Records from a data collection

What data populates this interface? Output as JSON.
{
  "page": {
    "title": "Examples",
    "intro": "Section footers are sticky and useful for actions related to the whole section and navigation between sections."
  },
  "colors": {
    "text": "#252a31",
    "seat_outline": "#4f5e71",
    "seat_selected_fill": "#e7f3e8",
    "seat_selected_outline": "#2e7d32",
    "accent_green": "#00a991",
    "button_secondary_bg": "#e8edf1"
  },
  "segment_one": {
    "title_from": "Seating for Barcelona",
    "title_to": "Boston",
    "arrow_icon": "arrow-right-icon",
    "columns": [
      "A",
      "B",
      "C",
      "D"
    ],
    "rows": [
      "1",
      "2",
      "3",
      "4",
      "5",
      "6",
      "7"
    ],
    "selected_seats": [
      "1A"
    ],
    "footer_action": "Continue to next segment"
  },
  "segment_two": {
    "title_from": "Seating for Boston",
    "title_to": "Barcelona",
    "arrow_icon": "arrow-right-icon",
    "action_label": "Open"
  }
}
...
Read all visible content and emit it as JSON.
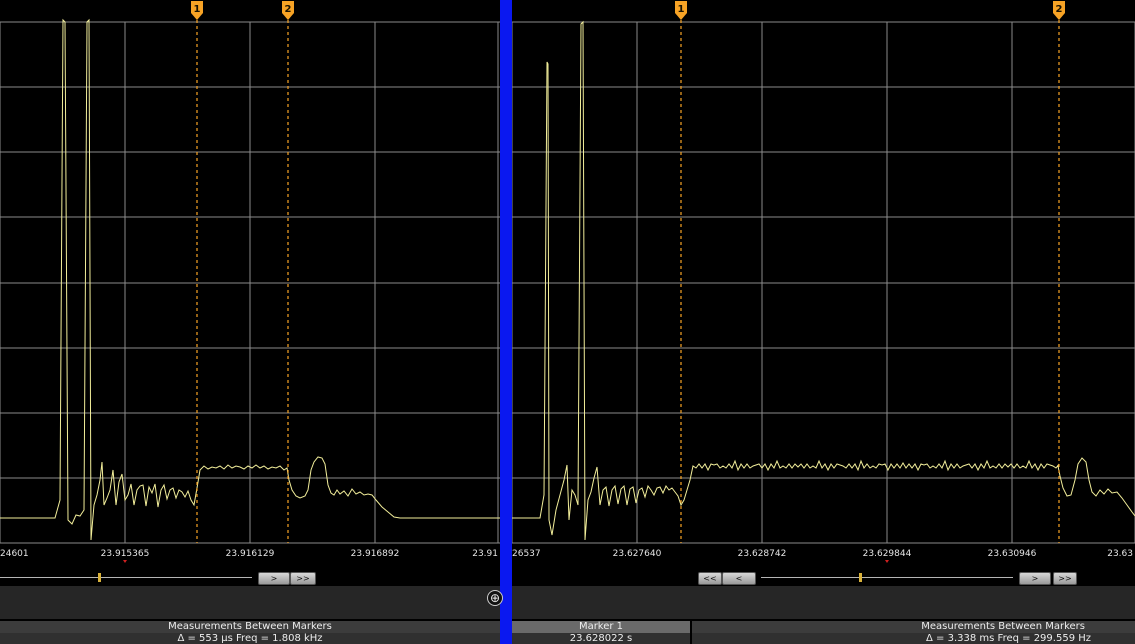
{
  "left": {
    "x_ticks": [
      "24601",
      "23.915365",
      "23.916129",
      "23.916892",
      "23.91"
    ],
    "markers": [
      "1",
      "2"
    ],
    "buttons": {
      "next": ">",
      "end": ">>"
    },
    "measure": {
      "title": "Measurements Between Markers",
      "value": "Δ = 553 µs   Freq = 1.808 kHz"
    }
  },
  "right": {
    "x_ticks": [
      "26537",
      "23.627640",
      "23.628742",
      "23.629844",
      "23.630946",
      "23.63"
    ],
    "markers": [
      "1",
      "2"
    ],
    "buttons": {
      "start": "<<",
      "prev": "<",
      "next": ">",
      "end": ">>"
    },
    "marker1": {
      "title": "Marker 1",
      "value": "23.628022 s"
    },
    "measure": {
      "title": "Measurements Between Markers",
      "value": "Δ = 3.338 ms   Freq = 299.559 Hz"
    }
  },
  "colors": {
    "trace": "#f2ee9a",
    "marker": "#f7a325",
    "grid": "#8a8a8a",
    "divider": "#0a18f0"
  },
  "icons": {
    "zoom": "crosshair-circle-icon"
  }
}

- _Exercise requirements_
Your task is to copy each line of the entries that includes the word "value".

- _The answer_
      "value": "Δ = 553 µs   Freq = 1.808 kHz"
      "value": "23.628022 s"
      "value": "Δ = 3.338 ms   Freq = 299.559 Hz"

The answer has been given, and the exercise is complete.